entrance. The complication wasn't caused by the extra 3 ft in length of the CN7 either. It was due to the fact that there was only a misery 2 of movement on the steering, mind you, I suppose when someone is travelling at speeds of over 400 m.p.h. it could be classed as
excessive!" he exclaimed.

"Well to address that problem; I had decided to modify four machinery removal skates be welding four stop plates on to the swivel plates."

"This meant that once the CN7 had been (physically) pushed up onto the four skates and the rear of each wheel had been scotched, it could be rotated and moved in any direction we wished. Much to the relief of the crews involved, the idea proved in valuable for the
remainder of the tour."

"The K7, as I suggested earlier, was not really difficult to move, as it had been housed on the back of a purpose-built trailer used to transfer to to and from the water's edge. And it was that trailer that enabled us to guide it in and out of the exhibition areas."

"The exhibition at Belle Vue lasted from the 23rd August till the 11th of September. And from Belle Vue it went to Hanley Park, in Stoke-on-Trent."

"Because of the media coverage the Bluebirds had received, security enroute to and from their varied destinations was always going to be a dilemma, especially when it was time for the crews to stop and eat."

"So the only real answer was for us to double up on manpower and while one group ate, the other remained with the consignment and then vice versa. From the outset we were aware that trophy hunters could be a menace. In fact while the Bluebirds were displayed at Hanley Park between the 22nd of September and the 4th of October, a fuel cap was taken and part of the CN7's tail was broken off."

"Unfortunate incidents, but out of our control. Once delivered the responsibility for the vehicles became that of the exhibitors own security, certainly not an envious task", admitted Eric. "When people have paid to view a spectacle you have to be tactful in asking them to keep their distance."

"The final public showing of the Bluebirds in 1965 - and most certainly the last for the K7 -was at the Hull Sailors Children's Society, Hull, and occurred between the 4th and 9th of October. When the tour came to an end we had been instructed to return all of the vehicles to Beaulieu - now known As the National Motor Museum - in Hampshire."

"Because of the distance involved, approximately 300 miles, an overnight stop was inevitable. It had been decided by all involved to cover as much of that mileage in the first day. An early start from Hull ensured and by the evening we were in the market square at Biggleswade, Bedfordshire."

"Whether or not we had been their most valuable visitor at that time I don't know, but in the views of the some local bobbies we were not necessarily the most welcome.

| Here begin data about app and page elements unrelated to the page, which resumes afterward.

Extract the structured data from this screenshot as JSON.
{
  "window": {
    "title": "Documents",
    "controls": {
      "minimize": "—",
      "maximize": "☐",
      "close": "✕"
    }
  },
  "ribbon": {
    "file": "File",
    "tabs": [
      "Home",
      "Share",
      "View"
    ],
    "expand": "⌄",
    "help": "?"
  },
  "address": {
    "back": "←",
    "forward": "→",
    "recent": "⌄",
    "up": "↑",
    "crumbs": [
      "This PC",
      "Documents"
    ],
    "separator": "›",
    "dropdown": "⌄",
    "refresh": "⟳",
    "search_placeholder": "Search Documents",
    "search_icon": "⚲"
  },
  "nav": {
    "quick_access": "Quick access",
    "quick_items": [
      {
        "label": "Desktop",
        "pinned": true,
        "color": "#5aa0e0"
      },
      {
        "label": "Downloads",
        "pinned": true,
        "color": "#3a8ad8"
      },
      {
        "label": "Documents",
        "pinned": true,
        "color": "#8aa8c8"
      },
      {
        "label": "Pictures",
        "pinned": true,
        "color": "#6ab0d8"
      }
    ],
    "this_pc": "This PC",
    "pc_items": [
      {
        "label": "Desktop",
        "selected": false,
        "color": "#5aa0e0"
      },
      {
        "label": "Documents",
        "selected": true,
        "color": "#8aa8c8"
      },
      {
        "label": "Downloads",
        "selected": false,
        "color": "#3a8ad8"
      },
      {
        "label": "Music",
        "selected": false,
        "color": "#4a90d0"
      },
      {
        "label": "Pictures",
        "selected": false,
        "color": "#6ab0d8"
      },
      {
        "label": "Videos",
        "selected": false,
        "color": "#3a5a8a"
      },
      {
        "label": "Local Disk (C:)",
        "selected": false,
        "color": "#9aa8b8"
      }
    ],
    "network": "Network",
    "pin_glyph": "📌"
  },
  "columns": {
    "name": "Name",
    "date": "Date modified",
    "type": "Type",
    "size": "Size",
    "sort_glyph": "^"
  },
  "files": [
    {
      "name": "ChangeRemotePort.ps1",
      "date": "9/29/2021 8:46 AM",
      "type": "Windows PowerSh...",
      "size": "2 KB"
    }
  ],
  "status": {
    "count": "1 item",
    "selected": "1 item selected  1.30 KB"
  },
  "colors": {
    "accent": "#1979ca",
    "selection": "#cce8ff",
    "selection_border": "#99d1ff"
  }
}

While all the crews slumbered into the night, the local constabulary kept a vigilant eye on the our expensive consignment. And an excellent job they did", added Eric.

"Rested, fed and watered and 180 miles under our belt we set of on the final leg to Beaulieu. Arriving late in theafternoon we proceeded to unload the vehicles. When it was the turn of the K7 to be winched down the ramp we were asked to wait for a short while 'a last minute change of plan' they said. So we waited."

"Eventually, for whatever reason it may have been, we were informed that the K7 would not be staying at Beaulieu and could it be taken to the home of Donald Campbell in Horley, Surrey. We agreed and did exactly that: and the rest became history", concluded Eric.

In a period of just over three months, Robert WalkerHaulage transported the Bluebirds safely over more that 600 miles.

The CN7 to this very day resides at the National Motor Museum in Hampshire, where it can be viewed and is considered by some the flagship of the museum.

In 1967, Donald Campbell attempted to better his own world water speed record on Lake Coniston, England, in the K7. Tragically he died when reaching his previous record of 276.3 m.p.h. the K7 reared up and before it completely somersaulted he is heard to have said over the radio: "She's going-she's going-I'm almost on my back!"